NHS Forth Dietitian Appointed as a Diabetes UK Clinical Champion for Scotland
An NHS Forth Valley Dietitian has been selected as a Diabetes UK Clinical Champions to help transform care for people living with diabetes in Scotland.
Jennifer Hynes, who leads Structured Education for people living with Type 2 Diabetes in NHS Forth Valley and Sandra Wilson, a Senior Diabetes Specialist Nurse with NHS Grampian, were chosen for their passion and commitment to excellence in diabetes care.
Jenny is working to increase uptake of structured education for people newly diagnosed with Type 2 diabetes. She wants to identify the barriers to attendance and develop innovative ways to empower patients with structured education to improve the health outcomes of people living with Type 2 diabetes in NHS Forth Valley.
Sandra plans to establish high quality standards of care for people with diabetes. She wants to improve how education is delivered by working with health and social care staff and also the third sector. As Chair of the Grampian DSN Education Group, she plans to link with the Managed Clinical Networks in Scotland to roll these standards out across the country.
Diabetes is a condition where there is too much glucose in the blood because the body cannot use it properly. If not managed well, both Type 1 and Type 2 diabetes can lead to serious complications that include blindness, amputation, kidney failure and stroke.
Diabetes care can vary widely in different areas across the UK and many people struggle to access the vital services they need to manage their condition well. As Clinical Champions, Jenny and Sandra will join a two-year leadership development programme, supported by Diabetes UK. Through this training, Clinical Champions will identify areas in need of improvement and drive vital changes to the diabetes services that people receive in Scotland.
Jennifer Hynes said: “I’m looking forward to starting my new role as Diabetes UK Clinical Champion. I am delighted to have the chance to contribute to improving care for people living with Type 2 diabetes. I plan to ask local people about what will help them to look after their condition better, and to make changes to our service which meets some of those needs.”
Sandra Wilson said: “I am thrilled about my new role as a Diabetes UK Clinical Champion and will be focusing on improving outcomes for people with diabetes. Over the next 2 years I will explore ways to improve the education, coaching and mentoring of nursing staff to achieve the required competencies required to improve patient experience.”
Jenny and Sandra are among twenty UK healthcare professionals, including consultants, nurses, GPs, dietitians, podiatrists, pharmacists and psychologists to be appointed as a Clinical Champion this year.

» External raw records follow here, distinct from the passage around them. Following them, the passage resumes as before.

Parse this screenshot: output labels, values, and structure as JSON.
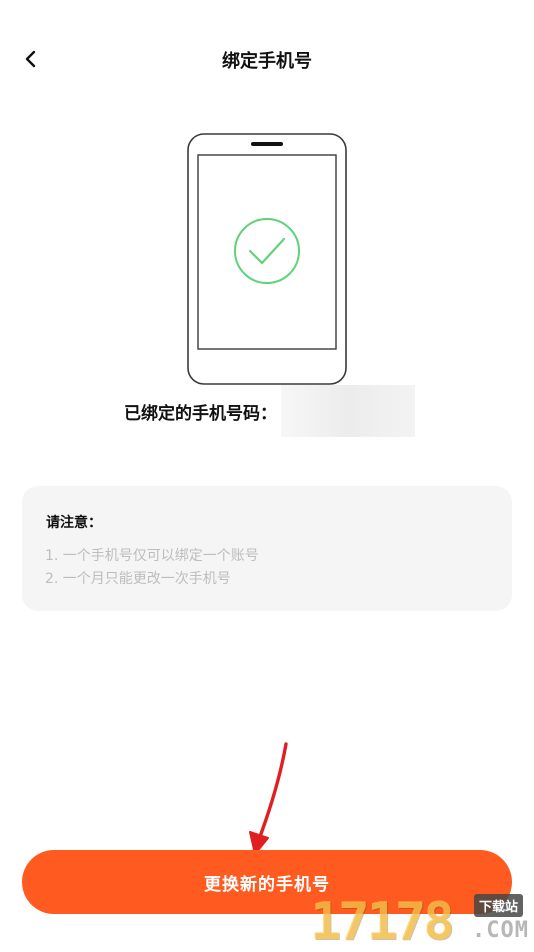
{
  "header": {
    "title": "绑定手机号",
    "back_icon": "chevron-left-icon"
  },
  "illustration": {
    "icon": "phone-check-icon",
    "check_color": "#5fd27a",
    "outline_color": "#3a3a3a"
  },
  "bound_phone": {
    "label": "已绑定的手机号码：",
    "value": ""
  },
  "notice": {
    "title": "请注意：",
    "items": [
      "1. 一个手机号仅可以绑定一个账号",
      "2. 一个月只能更改一次手机号"
    ]
  },
  "actions": {
    "change_phone_label": "更换新的手机号"
  },
  "watermark": {
    "digits": "17178",
    "tag": "下载站",
    "domain": ".COM"
  },
  "colors": {
    "accent": "#ff5a1f",
    "card_bg": "#f5f5f5",
    "muted_text": "#bdbdbd",
    "annotation_arrow": "#e02020"
  }
}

Angela Mitchell, National Director of Diabetes Scotland said: “Diabetes is the most devastating and fastest-growing health crisis of our time, and now affects 4.6 million people across the UK. That’s more than cancer and dementia combined – and more than any other serious health condition in the UK.

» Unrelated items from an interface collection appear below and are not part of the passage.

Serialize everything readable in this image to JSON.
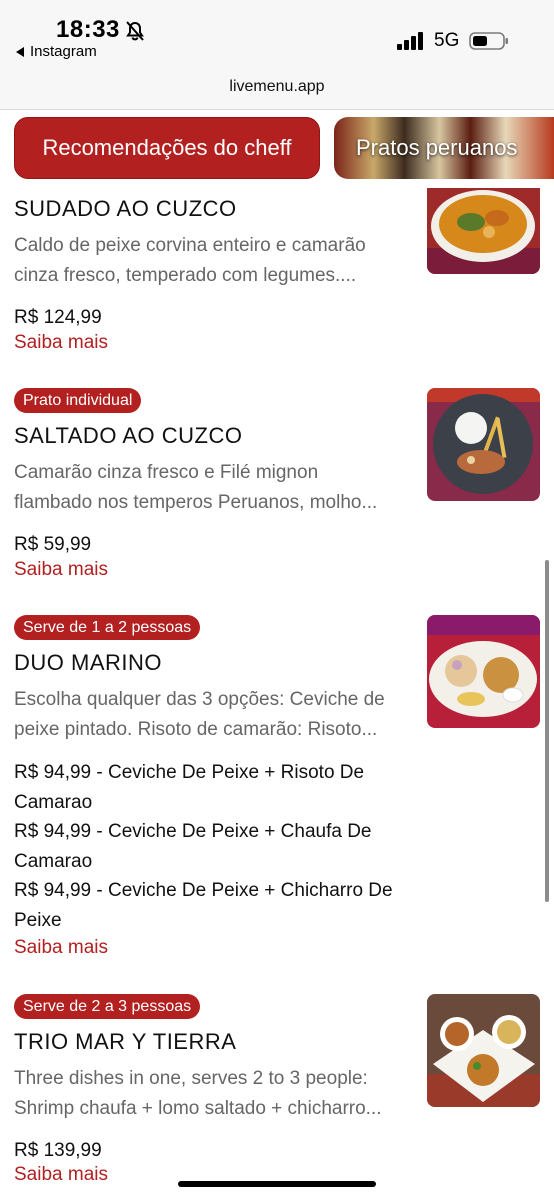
{
  "status_bar": {
    "time": "18:33",
    "back_app": "Instagram",
    "network": "5G"
  },
  "browser": {
    "url": "livemenu.app"
  },
  "tabs": [
    {
      "label": "Recomendações do cheff"
    },
    {
      "label": "Pratos peruanos"
    }
  ],
  "items": [
    {
      "badge": "",
      "name": "SUDADO AO CUZCO",
      "desc_line1": "Caldo de peixe corvina enteiro e camarão",
      "desc_line2": "cinza fresco, temperado com legumes....",
      "prices": [
        "R$ 124,99"
      ],
      "more": "Saiba mais"
    },
    {
      "badge": "Prato individual",
      "name": "SALTADO AO CUZCO",
      "desc_line1": "Camarão cinza fresco e Filé mignon",
      "desc_line2": "flambado nos temperos Peruanos, molho...",
      "prices": [
        "R$ 59,99"
      ],
      "more": "Saiba mais"
    },
    {
      "badge": "Serve de 1 a 2 pessoas",
      "name": "DUO MARINO",
      "desc_line1": "Escolha qualquer das 3 opções: Ceviche de",
      "desc_line2": "peixe pintado. Risoto de camarão: Risoto...",
      "prices": [
        "R$ 94,99 - Ceviche De Peixe + Risoto De Camarao",
        "R$ 94,99 - Ceviche De Peixe + Chaufa De Camarao",
        "R$ 94,99 - Ceviche De Peixe + Chicharro De Peixe"
      ],
      "more": "Saiba mais"
    },
    {
      "badge": "Serve de 2 a 3 pessoas",
      "name": "TRIO MAR Y TIERRA",
      "desc_line1": "Three dishes in one, serves 2 to 3 people:",
      "desc_line2": "Shrimp chaufa + lomo saltado + chicharro...",
      "prices": [
        "R$ 139,99"
      ],
      "more": "Saiba mais"
    }
  ],
  "colors": {
    "accent": "#b32020",
    "text": "#111111",
    "muted": "#666666"
  },
  "icons": [
    "bell-slash-icon",
    "back-arrow-icon",
    "signal-icon",
    "battery-icon"
  ]
}
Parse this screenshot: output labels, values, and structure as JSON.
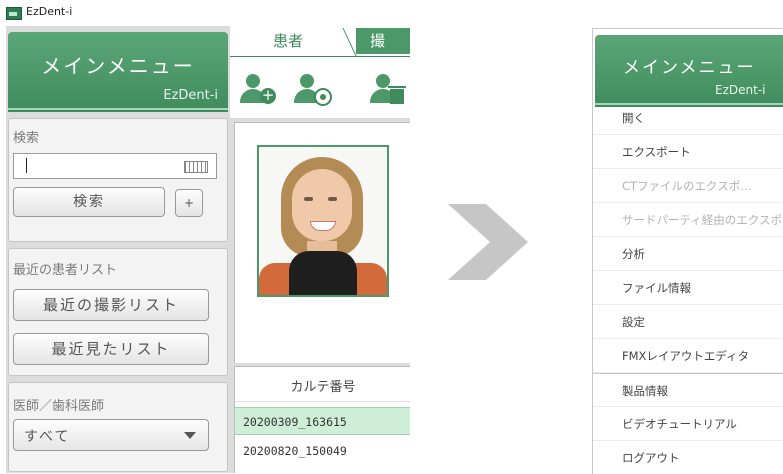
{
  "window": {
    "title": "EzDent-i"
  },
  "main_menu": {
    "title": "メインメニュー",
    "brand": "EzDent-i"
  },
  "tabs": [
    {
      "label": "患者",
      "active": true
    },
    {
      "label": "撮",
      "active": false
    }
  ],
  "toolbar": {
    "icons": [
      "add-patient-icon",
      "search-patient-icon",
      "delete-patient-icon"
    ]
  },
  "search": {
    "title": "検索",
    "value": "",
    "button_label": "検索",
    "plus_label": "+"
  },
  "recent": {
    "title": "最近の患者リスト",
    "recent_shots_label": "最近の撮影リスト",
    "recently_viewed_label": "最近見たリスト"
  },
  "doctor": {
    "title": "医師／歯科医師",
    "selected": "すべて"
  },
  "patient_list": {
    "header": "カルテ番号",
    "rows": [
      "20200309_163615",
      "20200820_150049"
    ],
    "selected_index": 0
  },
  "dropdown_menu": {
    "title": "メインメニュー",
    "brand": "EzDent-i",
    "items": [
      {
        "label": "開く",
        "enabled": true
      },
      {
        "label": "エクスポート",
        "enabled": true
      },
      {
        "label": "CTファイルのエクスポ…",
        "enabled": false
      },
      {
        "label": "サードパーティ経由のエクスポ",
        "enabled": false
      },
      {
        "label": "分析",
        "enabled": true
      },
      {
        "label": "ファイル情報",
        "enabled": true
      },
      {
        "label": "設定",
        "enabled": true
      },
      {
        "label": "FMXレイアウトエディタ",
        "enabled": true
      },
      {
        "label": "製品情報",
        "enabled": true
      },
      {
        "label": "ビデオチュートリアル",
        "enabled": true
      },
      {
        "label": "ログアウト",
        "enabled": true
      }
    ]
  },
  "colors": {
    "accent": "#4c9868",
    "selected_row": "#cfeed8",
    "disabled_text": "#b3b3b3"
  }
}
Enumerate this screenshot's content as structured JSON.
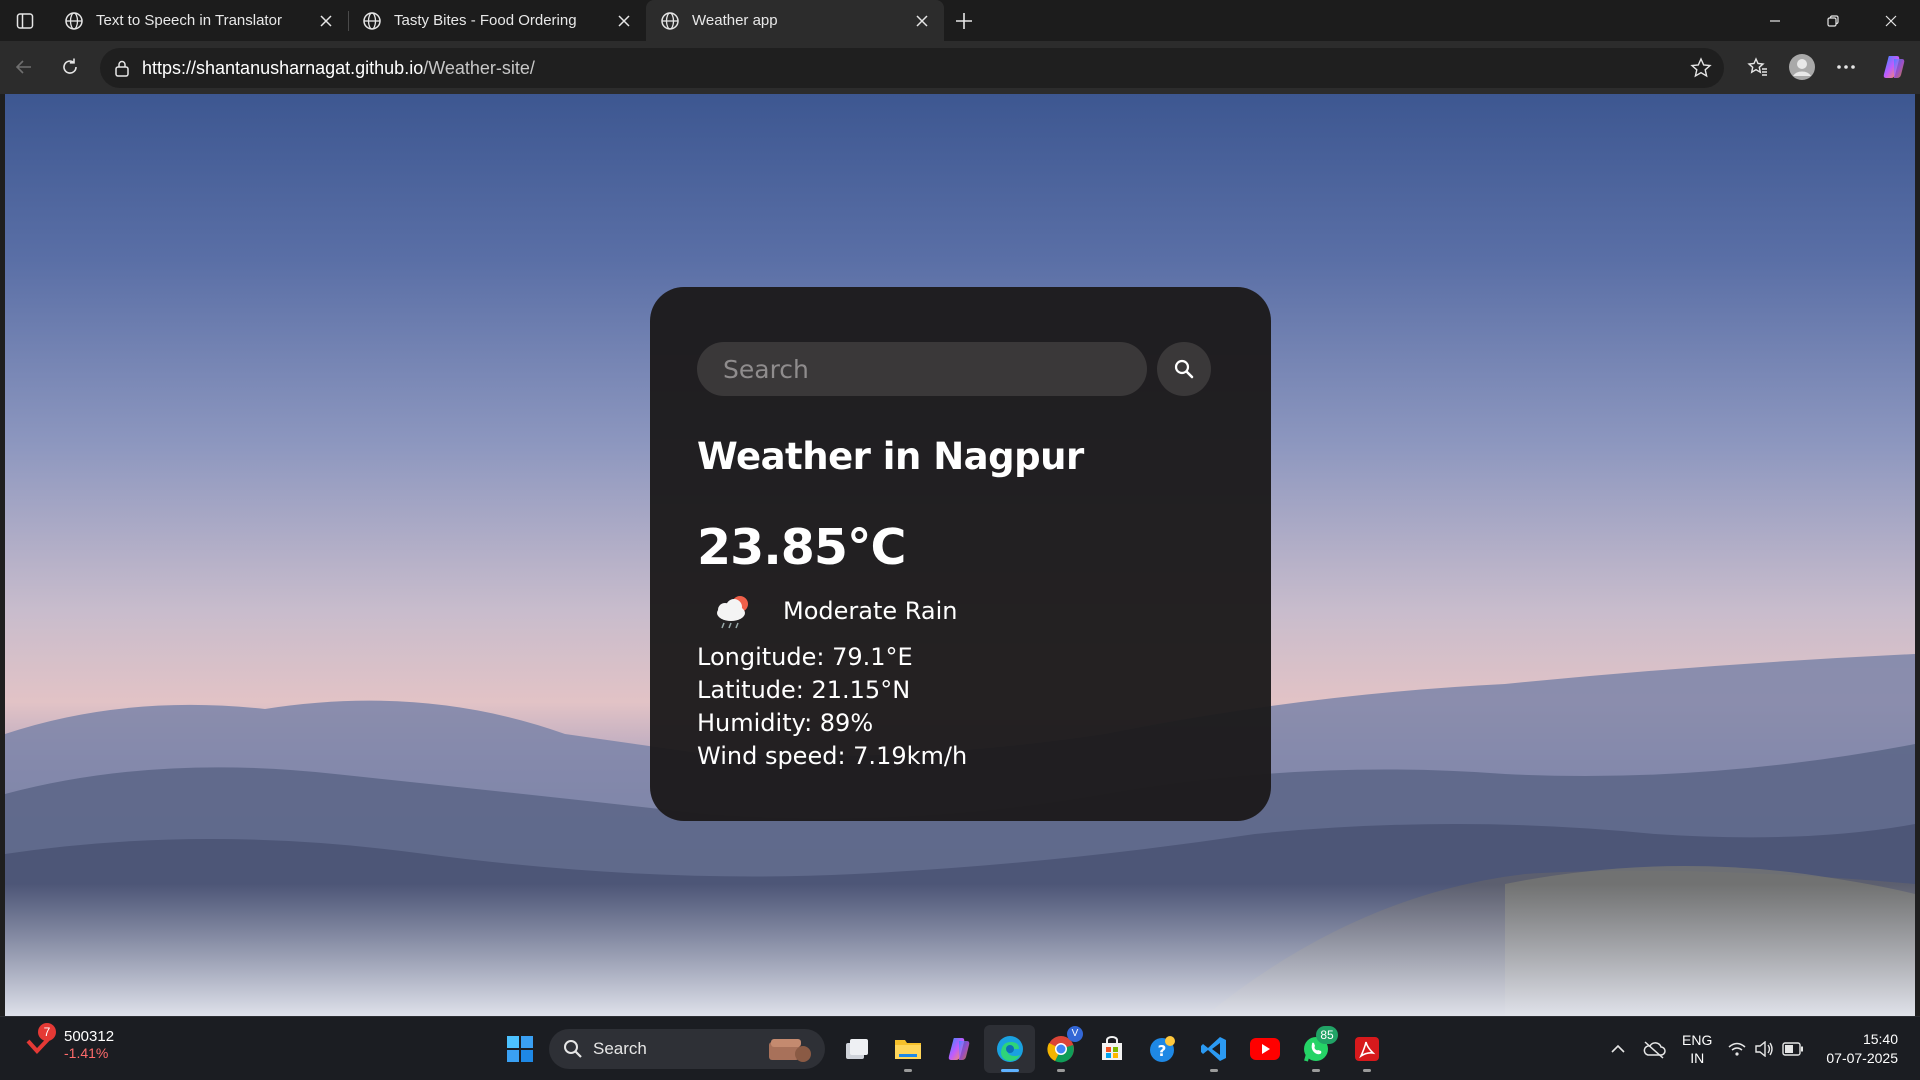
{
  "browser": {
    "tabs": [
      {
        "title": "Text to Speech in Translator"
      },
      {
        "title": "Tasty Bites - Food Ordering"
      },
      {
        "title": "Weather app"
      }
    ],
    "url_host": "https://shantanusharnagat.github.io",
    "url_path": "/Weather-site/"
  },
  "weather": {
    "search_placeholder": "Search",
    "heading": "Weather in Nagpur",
    "temperature": "23.85°C",
    "condition": "Moderate Rain",
    "longitude": "Longitude: 79.1°E",
    "latitude": "Latitude: 21.15°N",
    "humidity": "Humidity: 89%",
    "wind": "Wind speed: 7.19km/h"
  },
  "taskbar": {
    "stock_badge": "7",
    "stock_value": "500312",
    "stock_change": "-1.41%",
    "search_label": "Search",
    "whatsapp_badge": "85",
    "chrome_badge": "V",
    "lang_top": "ENG",
    "lang_bottom": "IN",
    "time": "15:40",
    "date": "07-07-2025"
  },
  "colors": {
    "card_bg": "#1c1a1b",
    "input_bg": "#3a3839",
    "accent_edge": "#0078d4",
    "stock_negative": "#ff6b6b"
  }
}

“Investing in diabetes care in this way, will help reduce serious complications, and in turn reduce the devastating personal – and economic – costs that can result from poor management of the condition.
“Clinical Champions play a critical role in improving the services people with diabetes receive, and contribute massively to our vision of creating a world where diabetes can do no harm.”

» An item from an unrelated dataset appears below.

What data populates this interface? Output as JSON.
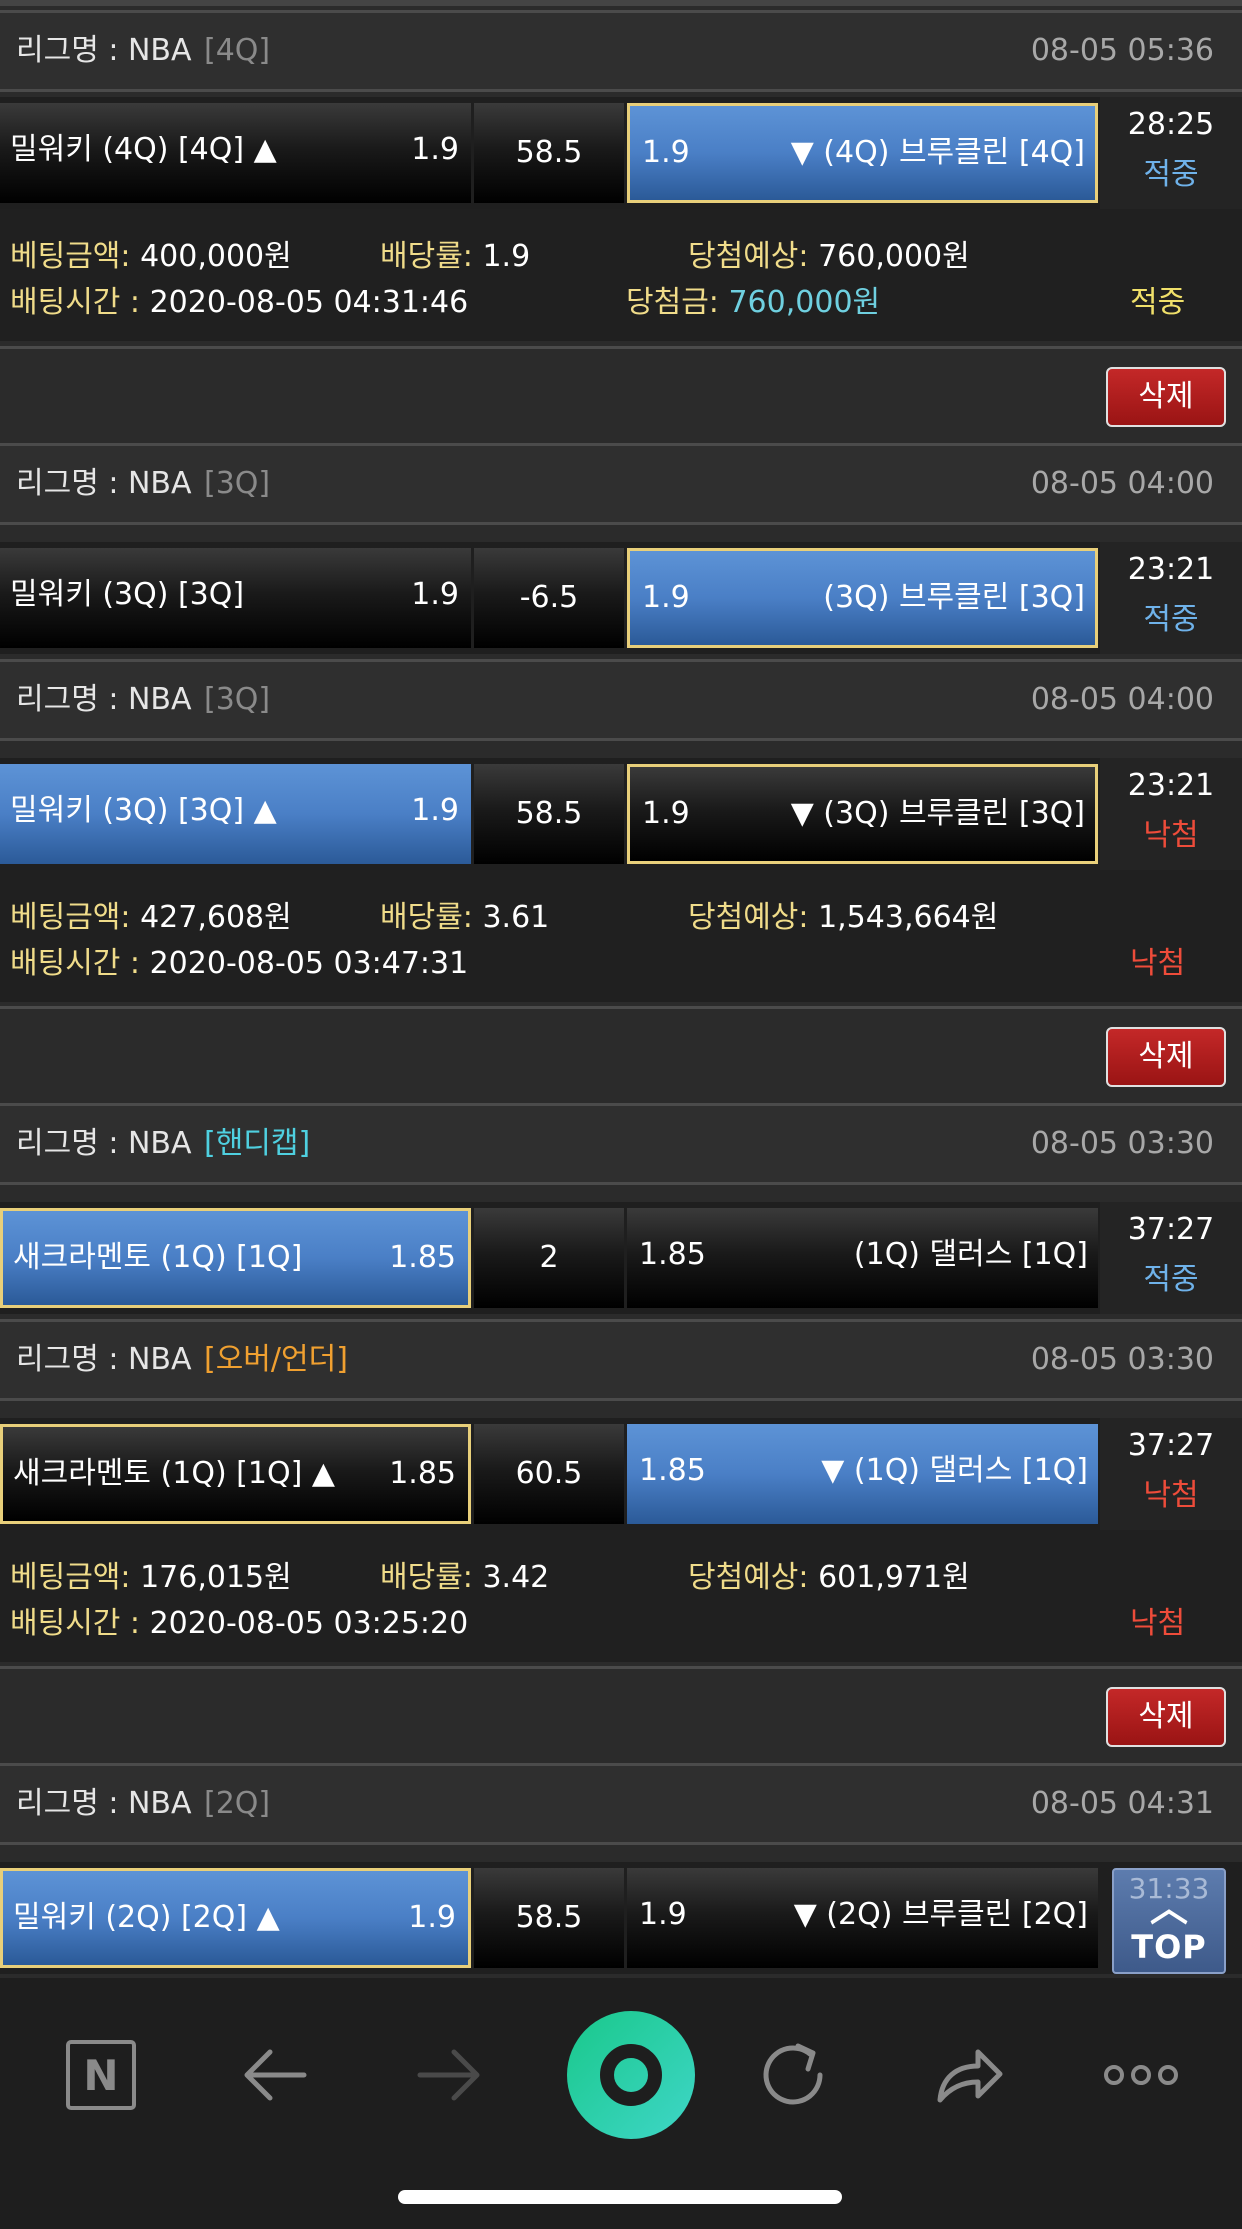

The award-winning Clinical Champions programme provides leadership development to healthcare professionals, enabling them to improve diabetes care and bring innovative solutions to local problems. There are now 85 champions across the UK who have access to a network of like-minded clinicians with whom they can share expertise, experience and best practice.
If you are interested in becoming a Diabetes UK Clinical Champion for the 2019-2021 intake please contact firstname.lastname@example.org or call 020 7424 1892. This is a Diabetes UK project in collaboration with Novo Nordisk who are providing support and funding.